Latest Human brain Stories
Writing in the journal Current Biology, researchers report that canine brains, like human ones, are sensitive to the acoustic cues of emotion. The findings suggest that these voice areas evolved at least 100 million years ago, in the last common ancestor of humans and canines.
Previous research studies have demonstrated that the thickness of the cerebral cortex, or “cortical thickness,” is closely related to intellectual ability, and a new study from scientists at King's College London has revealed a gene related to both cortical thickness and intelligence .
USC researchers create first map of core white matter connections; find not all brain connections are equally important
Ultrasound, which is used by creatures such as bats and whales as a type of sensory guidance system, can also boost sensory perception in humans by modulating brain activity, according to new research appearing in Sunday’s online edition of Nature Neuroscience.
If the human brain is comparable to a computer, why does it so often make mistakes that its electronic counterpart does not? New research suggests it all has to do with how various problems are presented.

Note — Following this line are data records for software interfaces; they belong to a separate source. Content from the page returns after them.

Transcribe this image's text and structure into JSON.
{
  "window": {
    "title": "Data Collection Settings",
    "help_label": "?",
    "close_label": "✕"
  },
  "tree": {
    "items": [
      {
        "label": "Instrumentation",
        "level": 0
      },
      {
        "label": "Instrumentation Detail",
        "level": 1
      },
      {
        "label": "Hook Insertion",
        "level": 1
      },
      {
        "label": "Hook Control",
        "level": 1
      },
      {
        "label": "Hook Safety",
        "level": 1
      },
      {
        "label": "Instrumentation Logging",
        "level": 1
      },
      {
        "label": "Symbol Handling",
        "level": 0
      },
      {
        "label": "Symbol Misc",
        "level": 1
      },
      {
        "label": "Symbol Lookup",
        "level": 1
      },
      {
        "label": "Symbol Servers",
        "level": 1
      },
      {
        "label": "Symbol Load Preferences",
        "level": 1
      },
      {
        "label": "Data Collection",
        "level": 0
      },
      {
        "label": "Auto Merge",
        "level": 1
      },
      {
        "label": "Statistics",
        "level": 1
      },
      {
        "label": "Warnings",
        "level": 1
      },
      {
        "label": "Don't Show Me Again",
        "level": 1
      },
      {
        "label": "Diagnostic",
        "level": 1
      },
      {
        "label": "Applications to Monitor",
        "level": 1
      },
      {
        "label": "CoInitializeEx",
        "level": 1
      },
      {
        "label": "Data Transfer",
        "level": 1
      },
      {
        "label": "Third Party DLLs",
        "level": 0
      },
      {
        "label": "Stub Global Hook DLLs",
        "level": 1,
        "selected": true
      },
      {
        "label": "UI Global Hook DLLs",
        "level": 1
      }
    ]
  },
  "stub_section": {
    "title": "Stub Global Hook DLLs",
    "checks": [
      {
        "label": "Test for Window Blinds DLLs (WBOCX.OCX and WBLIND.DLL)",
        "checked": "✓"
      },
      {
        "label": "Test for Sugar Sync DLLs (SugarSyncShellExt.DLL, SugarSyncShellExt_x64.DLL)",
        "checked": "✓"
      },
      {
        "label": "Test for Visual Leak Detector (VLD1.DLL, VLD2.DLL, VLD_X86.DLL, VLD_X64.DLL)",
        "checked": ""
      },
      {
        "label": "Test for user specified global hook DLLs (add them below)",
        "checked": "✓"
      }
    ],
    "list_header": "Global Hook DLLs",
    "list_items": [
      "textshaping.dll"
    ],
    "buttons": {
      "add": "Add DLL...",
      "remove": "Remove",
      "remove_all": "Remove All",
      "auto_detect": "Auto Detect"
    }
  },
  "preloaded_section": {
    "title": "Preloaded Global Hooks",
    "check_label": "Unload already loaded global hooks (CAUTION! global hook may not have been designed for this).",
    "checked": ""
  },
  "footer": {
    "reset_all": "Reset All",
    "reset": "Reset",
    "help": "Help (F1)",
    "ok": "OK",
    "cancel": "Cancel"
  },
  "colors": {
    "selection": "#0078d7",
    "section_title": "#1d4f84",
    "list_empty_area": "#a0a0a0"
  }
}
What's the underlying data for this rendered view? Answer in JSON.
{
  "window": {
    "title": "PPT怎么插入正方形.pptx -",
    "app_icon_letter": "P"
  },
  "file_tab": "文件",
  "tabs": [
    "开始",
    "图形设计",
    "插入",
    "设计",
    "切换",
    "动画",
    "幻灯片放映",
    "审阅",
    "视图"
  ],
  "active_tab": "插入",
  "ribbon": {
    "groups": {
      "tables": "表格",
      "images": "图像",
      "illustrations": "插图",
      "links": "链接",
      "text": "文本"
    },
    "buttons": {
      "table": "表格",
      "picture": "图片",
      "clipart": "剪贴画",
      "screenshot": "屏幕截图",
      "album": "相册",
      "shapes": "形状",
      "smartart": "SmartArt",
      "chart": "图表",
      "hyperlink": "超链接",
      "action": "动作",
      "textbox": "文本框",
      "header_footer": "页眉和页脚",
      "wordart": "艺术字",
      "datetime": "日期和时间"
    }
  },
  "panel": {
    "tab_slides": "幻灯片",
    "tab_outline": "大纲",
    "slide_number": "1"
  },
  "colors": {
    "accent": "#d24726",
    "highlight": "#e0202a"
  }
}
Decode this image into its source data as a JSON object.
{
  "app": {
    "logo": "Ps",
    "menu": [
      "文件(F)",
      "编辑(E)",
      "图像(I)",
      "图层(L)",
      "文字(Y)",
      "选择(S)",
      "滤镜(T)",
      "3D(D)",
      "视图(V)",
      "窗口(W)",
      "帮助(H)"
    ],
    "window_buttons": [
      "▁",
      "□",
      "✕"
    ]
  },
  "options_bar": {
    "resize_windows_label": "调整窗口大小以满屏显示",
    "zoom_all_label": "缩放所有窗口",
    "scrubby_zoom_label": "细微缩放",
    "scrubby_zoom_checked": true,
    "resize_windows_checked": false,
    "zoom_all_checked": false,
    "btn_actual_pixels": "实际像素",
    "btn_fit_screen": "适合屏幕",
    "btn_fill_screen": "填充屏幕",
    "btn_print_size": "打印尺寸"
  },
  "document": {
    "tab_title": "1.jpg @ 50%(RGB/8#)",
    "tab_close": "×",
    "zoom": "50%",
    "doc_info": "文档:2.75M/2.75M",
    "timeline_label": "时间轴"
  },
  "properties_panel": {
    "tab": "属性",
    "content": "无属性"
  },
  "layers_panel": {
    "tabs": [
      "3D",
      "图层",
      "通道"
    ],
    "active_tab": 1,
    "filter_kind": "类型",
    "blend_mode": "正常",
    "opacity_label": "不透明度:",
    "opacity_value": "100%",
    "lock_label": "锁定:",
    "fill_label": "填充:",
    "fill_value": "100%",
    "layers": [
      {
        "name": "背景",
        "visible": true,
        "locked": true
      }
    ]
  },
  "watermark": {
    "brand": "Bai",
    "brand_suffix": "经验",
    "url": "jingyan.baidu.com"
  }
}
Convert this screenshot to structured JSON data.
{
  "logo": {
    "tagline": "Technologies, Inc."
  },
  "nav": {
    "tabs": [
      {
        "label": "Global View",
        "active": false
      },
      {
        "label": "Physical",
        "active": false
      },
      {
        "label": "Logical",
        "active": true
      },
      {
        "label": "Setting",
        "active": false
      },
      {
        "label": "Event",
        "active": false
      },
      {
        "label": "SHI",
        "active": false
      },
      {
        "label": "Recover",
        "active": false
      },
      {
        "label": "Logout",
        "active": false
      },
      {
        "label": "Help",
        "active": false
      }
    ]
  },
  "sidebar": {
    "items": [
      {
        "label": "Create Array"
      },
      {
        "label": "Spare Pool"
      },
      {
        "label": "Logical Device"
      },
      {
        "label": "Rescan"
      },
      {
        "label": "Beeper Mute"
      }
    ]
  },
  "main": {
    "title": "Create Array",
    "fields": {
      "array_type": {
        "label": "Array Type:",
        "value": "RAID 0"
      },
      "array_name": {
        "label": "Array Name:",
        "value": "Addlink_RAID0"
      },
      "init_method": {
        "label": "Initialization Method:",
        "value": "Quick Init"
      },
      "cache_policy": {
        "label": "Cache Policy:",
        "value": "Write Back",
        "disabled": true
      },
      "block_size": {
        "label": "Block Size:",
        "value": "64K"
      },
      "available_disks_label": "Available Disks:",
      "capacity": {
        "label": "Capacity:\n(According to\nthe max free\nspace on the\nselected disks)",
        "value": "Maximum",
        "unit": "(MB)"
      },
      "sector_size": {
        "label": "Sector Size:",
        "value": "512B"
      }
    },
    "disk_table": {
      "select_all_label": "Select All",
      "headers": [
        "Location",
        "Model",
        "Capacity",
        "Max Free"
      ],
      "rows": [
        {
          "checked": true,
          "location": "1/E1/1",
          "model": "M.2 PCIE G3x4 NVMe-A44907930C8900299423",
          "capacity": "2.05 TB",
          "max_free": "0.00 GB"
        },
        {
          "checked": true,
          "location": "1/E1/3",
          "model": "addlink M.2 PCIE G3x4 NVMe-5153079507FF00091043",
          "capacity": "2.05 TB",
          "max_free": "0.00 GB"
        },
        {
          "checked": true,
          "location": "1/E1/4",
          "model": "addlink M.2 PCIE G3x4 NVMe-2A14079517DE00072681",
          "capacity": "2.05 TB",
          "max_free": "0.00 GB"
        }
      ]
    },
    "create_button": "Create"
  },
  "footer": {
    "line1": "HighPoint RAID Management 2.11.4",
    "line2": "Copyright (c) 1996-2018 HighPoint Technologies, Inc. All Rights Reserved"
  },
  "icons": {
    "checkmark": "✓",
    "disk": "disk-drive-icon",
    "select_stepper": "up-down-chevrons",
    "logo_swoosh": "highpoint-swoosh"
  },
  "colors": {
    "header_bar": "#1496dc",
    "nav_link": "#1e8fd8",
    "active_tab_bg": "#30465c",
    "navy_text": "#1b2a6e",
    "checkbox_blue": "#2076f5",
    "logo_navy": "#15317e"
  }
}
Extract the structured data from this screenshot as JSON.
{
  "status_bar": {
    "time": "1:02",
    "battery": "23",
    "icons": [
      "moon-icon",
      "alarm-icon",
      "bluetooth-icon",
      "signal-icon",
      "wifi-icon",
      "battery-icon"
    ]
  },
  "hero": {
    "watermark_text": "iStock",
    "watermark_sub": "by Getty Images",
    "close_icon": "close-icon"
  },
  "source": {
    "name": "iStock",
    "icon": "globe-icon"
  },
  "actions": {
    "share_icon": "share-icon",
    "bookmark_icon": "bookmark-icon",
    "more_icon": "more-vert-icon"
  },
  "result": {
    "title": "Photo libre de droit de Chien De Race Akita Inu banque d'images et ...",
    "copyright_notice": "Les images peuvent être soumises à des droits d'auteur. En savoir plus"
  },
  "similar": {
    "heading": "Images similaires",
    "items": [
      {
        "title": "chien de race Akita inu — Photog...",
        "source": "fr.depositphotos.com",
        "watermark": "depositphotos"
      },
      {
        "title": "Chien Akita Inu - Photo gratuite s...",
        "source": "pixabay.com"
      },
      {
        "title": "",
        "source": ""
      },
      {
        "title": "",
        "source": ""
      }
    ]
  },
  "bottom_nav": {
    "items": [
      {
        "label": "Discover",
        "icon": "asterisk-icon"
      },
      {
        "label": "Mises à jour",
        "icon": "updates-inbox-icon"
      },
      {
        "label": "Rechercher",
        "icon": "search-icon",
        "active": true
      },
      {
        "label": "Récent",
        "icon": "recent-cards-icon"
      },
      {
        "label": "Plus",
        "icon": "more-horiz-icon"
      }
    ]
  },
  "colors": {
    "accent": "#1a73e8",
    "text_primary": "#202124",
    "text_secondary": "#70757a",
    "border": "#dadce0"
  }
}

Anyone who has tried to learn a second language knows how difficult it is to absorb new words and use them to accurately express ideas in a completely new cultural format.
Poverty may have direct implications for important, early steps in the development of the brain, saddling children of low-income families with slower rates of growth in two key brain structures.
Men and women have ‘strikingly’ complimentary differences in their neural wiring that may explain some of the behavioral differences between the sexes.
Research released today reveals a new model for a genetic eye disease, and shows how animal models — from fruit flies to armadillos and monkeys — can yield valuable information about the human brain.
UCLA psychologists have used brain-imaging techniques to study what happens to the human brain when it slips into unconsciousness.
- A person who stands up for something, as contrasted to a bystander who remains inactive.
- One of the upright handlebars on a traditional Inuit sled.